In addition, by listening to various chords and groups of notes, one can notice that some give a very harmonious impression while others are more unpleasant or more dissonant. Is there a rule to measure this degree of harmony? Yes, it is the degree of the mathematical relationship complexity between the sounds of a chord which determines the dissonance degree of this chord. In other words, the notes in a ratio of 2 will appear more "in agreement" that notes in a 15/13 ratio. This rule is empirical and is just a basic guide. The preferences of the composer, in connection with what he wants to express, will determine if he wants to use such or such chord in his composition, the concepts of harmony or discordance being themselves rather subjective.
Tonality and chords
You can conceive the musical keyboard as a series of 12 keys (7 white and 5 blacks) repeated several times. Music composition then consists in simply determining which notes will be played and how they will be linked in time. By taking the problem in this manner, the number of possibilities is so enormous that the beginner will be completely lost and will compose nothing at all. Thus let us use the principle of "divide to reign better" and divide the notes in contexts called Tonalities...
...To read the full lesson, see the lesson Music composition (3) on our site...
The commercial page...
With the publication of Pizzicato 3.4, a series of updates are available for Mac OS X and Windows, according to the version you presently have.
If you bought Pizzicato 3.2 or 3.3, you may download Pizzicato 3.4 for free. The reference is the licence number. All users whose license number is greater or equal to 12794 can update for free by going to the free update section on our website and download version 3.4. See page www.arpegemusic.com/clients3.htm. Install it and validate it with your original license/serial numbers.
Otherwise, to know the prices and possibilities, see the update order form on our site:
In the menu "You have", select the version you presently have. The page will be redrawn and will show the possible upgrades and their prices. To buy an upgrade, fill in the form and validate it.
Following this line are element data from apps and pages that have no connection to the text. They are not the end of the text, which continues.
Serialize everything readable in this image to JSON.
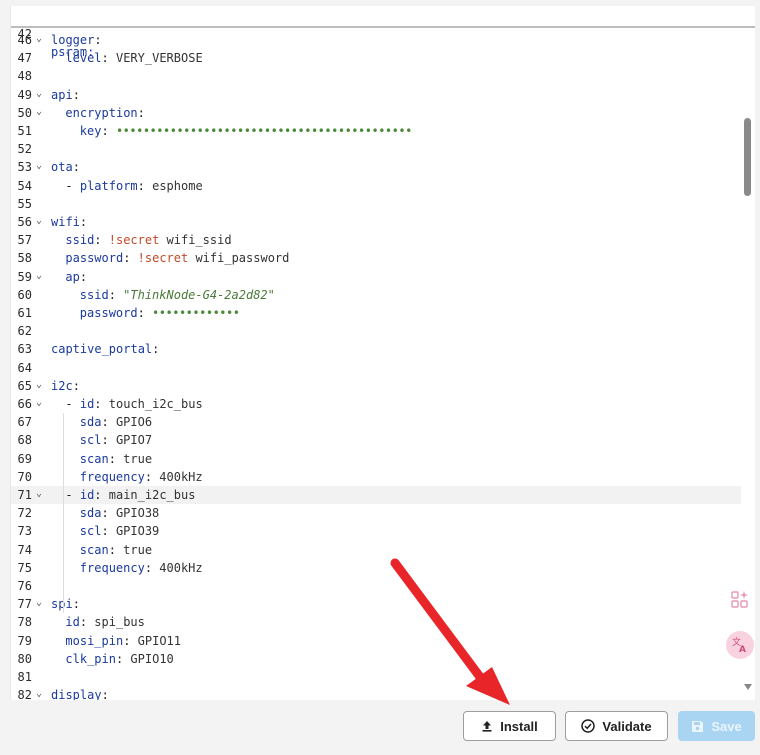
{
  "sticky": {
    "num": "42",
    "text": "psram:"
  },
  "lines": [
    {
      "n": "46",
      "fold": true,
      "tokens": [
        [
          "k",
          "logger"
        ],
        [
          "p",
          ":"
        ]
      ]
    },
    {
      "n": "47",
      "indent": 1,
      "tokens": [
        [
          "k",
          "level"
        ],
        [
          "p",
          ": "
        ],
        [
          "sv",
          "VERY_VERBOSE"
        ]
      ]
    },
    {
      "n": "48",
      "tokens": []
    },
    {
      "n": "49",
      "fold": true,
      "tokens": [
        [
          "k",
          "api"
        ],
        [
          "p",
          ":"
        ]
      ]
    },
    {
      "n": "50",
      "fold": true,
      "indent": 1,
      "tokens": [
        [
          "k",
          "encryption"
        ],
        [
          "p",
          ":"
        ]
      ]
    },
    {
      "n": "51",
      "indent": 2,
      "tokens": [
        [
          "k",
          "key"
        ],
        [
          "p",
          ": "
        ],
        [
          "dots",
          "••••••••••••••••••••••••••••••••••••••••••••"
        ]
      ]
    },
    {
      "n": "52",
      "tokens": []
    },
    {
      "n": "53",
      "fold": true,
      "tokens": [
        [
          "k",
          "ota"
        ],
        [
          "p",
          ":"
        ]
      ]
    },
    {
      "n": "54",
      "indent": 1,
      "tokens": [
        [
          "p",
          "- "
        ],
        [
          "k",
          "platform"
        ],
        [
          "p",
          ": "
        ],
        [
          "sv",
          "esphome"
        ]
      ]
    },
    {
      "n": "55",
      "tokens": []
    },
    {
      "n": "56",
      "fold": true,
      "tokens": [
        [
          "k",
          "wifi"
        ],
        [
          "p",
          ":"
        ]
      ]
    },
    {
      "n": "57",
      "indent": 1,
      "tokens": [
        [
          "k",
          "ssid"
        ],
        [
          "p",
          ": "
        ],
        [
          "sec",
          "!secret"
        ],
        [
          "sv",
          " wifi_ssid"
        ]
      ]
    },
    {
      "n": "58",
      "indent": 1,
      "tokens": [
        [
          "k",
          "password"
        ],
        [
          "p",
          ": "
        ],
        [
          "sec",
          "!secret"
        ],
        [
          "sv",
          " wifi_password"
        ]
      ]
    },
    {
      "n": "59",
      "fold": true,
      "indent": 1,
      "tokens": [
        [
          "k",
          "ap"
        ],
        [
          "p",
          ":"
        ]
      ]
    },
    {
      "n": "60",
      "indent": 2,
      "tokens": [
        [
          "k",
          "ssid"
        ],
        [
          "p",
          ": "
        ],
        [
          "str",
          "\"ThinkNode-G4-2a2d82\""
        ]
      ]
    },
    {
      "n": "61",
      "indent": 2,
      "tokens": [
        [
          "k",
          "password"
        ],
        [
          "p",
          ": "
        ],
        [
          "dots",
          "•••••••••••••"
        ]
      ]
    },
    {
      "n": "62",
      "tokens": []
    },
    {
      "n": "63",
      "tokens": [
        [
          "k",
          "captive_portal"
        ],
        [
          "p",
          ":"
        ]
      ]
    },
    {
      "n": "64",
      "tokens": []
    },
    {
      "n": "65",
      "fold": true,
      "tokens": [
        [
          "k",
          "i2c"
        ],
        [
          "p",
          ":"
        ]
      ]
    },
    {
      "n": "66",
      "fold": true,
      "indent": 1,
      "tokens": [
        [
          "p",
          "- "
        ],
        [
          "k",
          "id"
        ],
        [
          "p",
          ": "
        ],
        [
          "sv",
          "touch_i2c_bus"
        ]
      ]
    },
    {
      "n": "67",
      "indent": 2,
      "tokens": [
        [
          "k",
          "sda"
        ],
        [
          "p",
          ": "
        ],
        [
          "sv",
          "GPIO6"
        ]
      ]
    },
    {
      "n": "68",
      "indent": 2,
      "tokens": [
        [
          "k",
          "scl"
        ],
        [
          "p",
          ": "
        ],
        [
          "sv",
          "GPIO7"
        ]
      ]
    },
    {
      "n": "69",
      "indent": 2,
      "tokens": [
        [
          "k",
          "scan"
        ],
        [
          "p",
          ": "
        ],
        [
          "sv",
          "true"
        ]
      ]
    },
    {
      "n": "70",
      "indent": 2,
      "tokens": [
        [
          "k",
          "frequency"
        ],
        [
          "p",
          ": "
        ],
        [
          "sv",
          "400kHz"
        ]
      ]
    },
    {
      "n": "71",
      "fold": true,
      "indent": 1,
      "active": true,
      "tokens": [
        [
          "p",
          "- "
        ],
        [
          "k",
          "id"
        ],
        [
          "p",
          ": "
        ],
        [
          "sv",
          "main_i2c_bus"
        ]
      ]
    },
    {
      "n": "72",
      "indent": 2,
      "tokens": [
        [
          "k",
          "sda"
        ],
        [
          "p",
          ": "
        ],
        [
          "sv",
          "GPIO38"
        ]
      ]
    },
    {
      "n": "73",
      "indent": 2,
      "tokens": [
        [
          "k",
          "scl"
        ],
        [
          "p",
          ": "
        ],
        [
          "sv",
          "GPIO39"
        ]
      ]
    },
    {
      "n": "74",
      "indent": 2,
      "tokens": [
        [
          "k",
          "scan"
        ],
        [
          "p",
          ": "
        ],
        [
          "sv",
          "true"
        ]
      ]
    },
    {
      "n": "75",
      "indent": 2,
      "tokens": [
        [
          "k",
          "frequency"
        ],
        [
          "p",
          ": "
        ],
        [
          "sv",
          "400kHz"
        ]
      ]
    },
    {
      "n": "76",
      "tokens": []
    },
    {
      "n": "77",
      "fold": true,
      "tokens": [
        [
          "k",
          "spi"
        ],
        [
          "p",
          ":"
        ]
      ]
    },
    {
      "n": "78",
      "indent": 1,
      "tokens": [
        [
          "k",
          "id"
        ],
        [
          "p",
          ": "
        ],
        [
          "sv",
          "spi_bus"
        ]
      ]
    },
    {
      "n": "79",
      "indent": 1,
      "tokens": [
        [
          "k",
          "mosi_pin"
        ],
        [
          "p",
          ": "
        ],
        [
          "sv",
          "GPIO11"
        ]
      ]
    },
    {
      "n": "80",
      "indent": 1,
      "tokens": [
        [
          "k",
          "clk_pin"
        ],
        [
          "p",
          ": "
        ],
        [
          "sv",
          "GPIO10"
        ]
      ]
    },
    {
      "n": "81",
      "tokens": []
    },
    {
      "n": "82",
      "fold": true,
      "tokens": [
        [
          "k",
          "display"
        ],
        [
          "p",
          ":"
        ]
      ]
    }
  ],
  "buttons": {
    "install": "Install",
    "validate": "Validate",
    "save": "Save"
  },
  "colors": {
    "key": "#1b3a9e",
    "string": "#4a7a3a",
    "secret": "#c24a2a",
    "save_bg": "#a9d4f2",
    "annotation_arrow": "#e8262a"
  }
}
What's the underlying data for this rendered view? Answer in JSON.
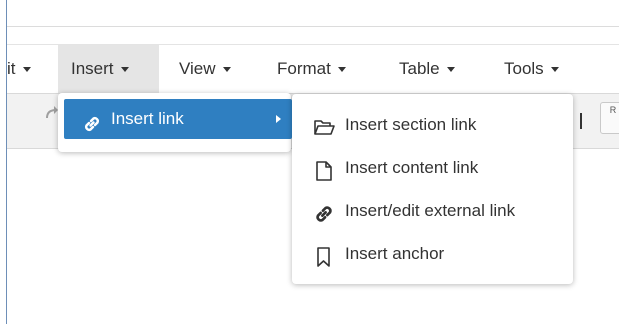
{
  "menubar": {
    "items": [
      {
        "label": "it",
        "caret": true
      },
      {
        "label": "Insert",
        "caret": true,
        "active": true
      },
      {
        "label": "View",
        "caret": true
      },
      {
        "label": "Format",
        "caret": true
      },
      {
        "label": "Table",
        "caret": true
      },
      {
        "label": "Tools",
        "caret": true
      }
    ]
  },
  "insert_menu": {
    "item_label": "Insert link",
    "item_icon": "link-icon",
    "highlight_color": "#2f7fc1"
  },
  "submenu": {
    "items": [
      {
        "label": "Insert section link",
        "icon": "folder-open-icon"
      },
      {
        "label": "Insert content link",
        "icon": "document-icon"
      },
      {
        "label": "Insert/edit external link",
        "icon": "link-icon"
      },
      {
        "label": "Insert anchor",
        "icon": "bookmark-icon"
      }
    ]
  },
  "toolbar": {
    "redo_icon": "redo-icon",
    "partial_button_glyph": "R"
  }
}
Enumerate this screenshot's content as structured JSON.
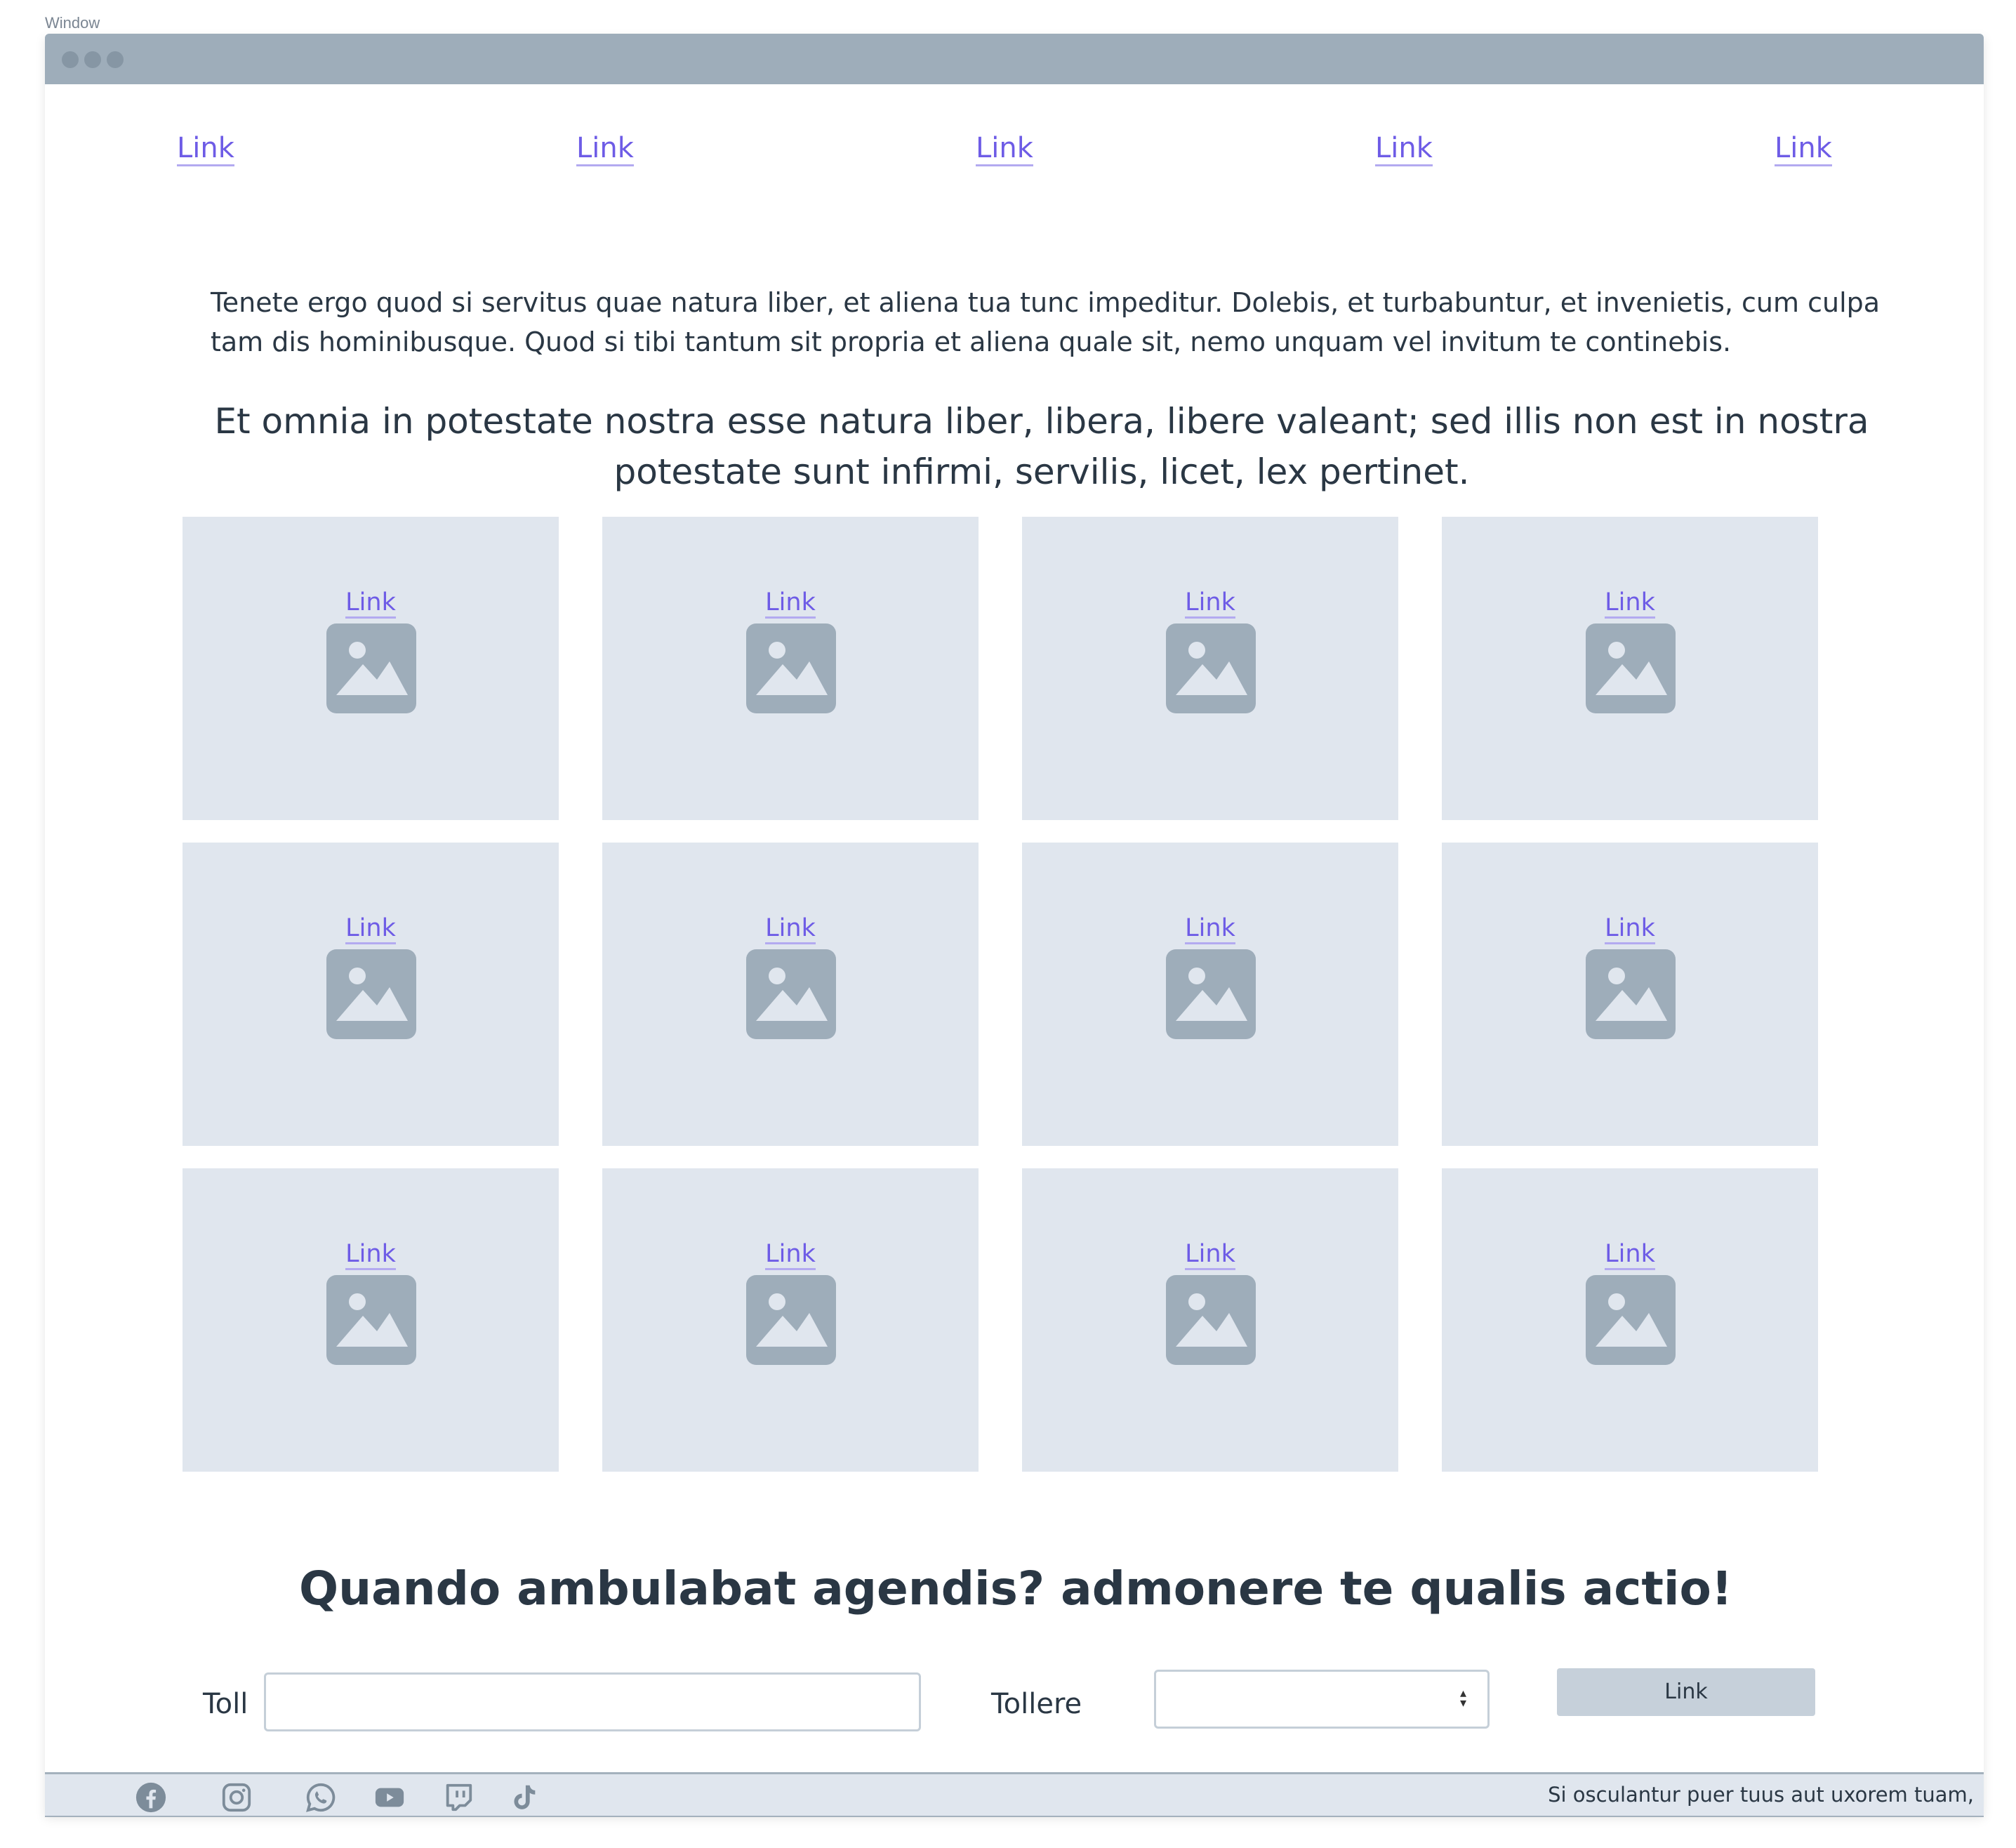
{
  "window": {
    "label": "Window"
  },
  "nav": {
    "links": [
      "Link",
      "Link",
      "Link",
      "Link",
      "Link"
    ]
  },
  "content": {
    "paragraph": "Tenete ergo quod si servitus quae natura liber, et aliena tua tunc impeditur. Dolebis, et turbabuntur, et invenietis, cum culpa tam dis hominibusque. Quod si tibi tantum sit propria et aliena quale sit, nemo unquam vel invitum te continebis.",
    "quote": "Et omnia in potestate nostra esse natura liber, libera, libere valeant; sed illis non est in nostra potestate sunt infirmi, servilis, licet, lex pertinet."
  },
  "gallery": {
    "cards": [
      {
        "link": "Link",
        "icon": "image-icon"
      },
      {
        "link": "Link",
        "icon": "image-icon"
      },
      {
        "link": "Link",
        "icon": "image-icon"
      },
      {
        "link": "Link",
        "icon": "image-icon"
      },
      {
        "link": "Link",
        "icon": "image-icon"
      },
      {
        "link": "Link",
        "icon": "image-icon"
      },
      {
        "link": "Link",
        "icon": "image-icon"
      },
      {
        "link": "Link",
        "icon": "image-icon"
      },
      {
        "link": "Link",
        "icon": "image-icon"
      },
      {
        "link": "Link",
        "icon": "image-icon"
      },
      {
        "link": "Link",
        "icon": "image-icon"
      },
      {
        "link": "Link",
        "icon": "image-icon"
      }
    ]
  },
  "form": {
    "headline": "Quando ambulabat agendis? admonere te qualis actio!",
    "field1_label": "Toll",
    "field1_value": "",
    "field2_label": "Tollere",
    "field2_value": "",
    "button_label": "Link"
  },
  "footer": {
    "social_icons": [
      "facebook-icon",
      "instagram-icon",
      "whatsapp-icon",
      "youtube-icon",
      "twitch-icon",
      "tiktok-icon"
    ],
    "text": "Si osculantur puer tuus aut uxorem tuam,"
  },
  "colors": {
    "link": "#6e5ce6",
    "titlebar": "#9eadba",
    "card": "#e0e6ee",
    "icon": "#9eadba",
    "text": "#2a3744"
  }
}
We are at your disposal.
Our purpose is to place music in everybody's hands
and to bring people to more musical creativity
Use Pizzicato and make music!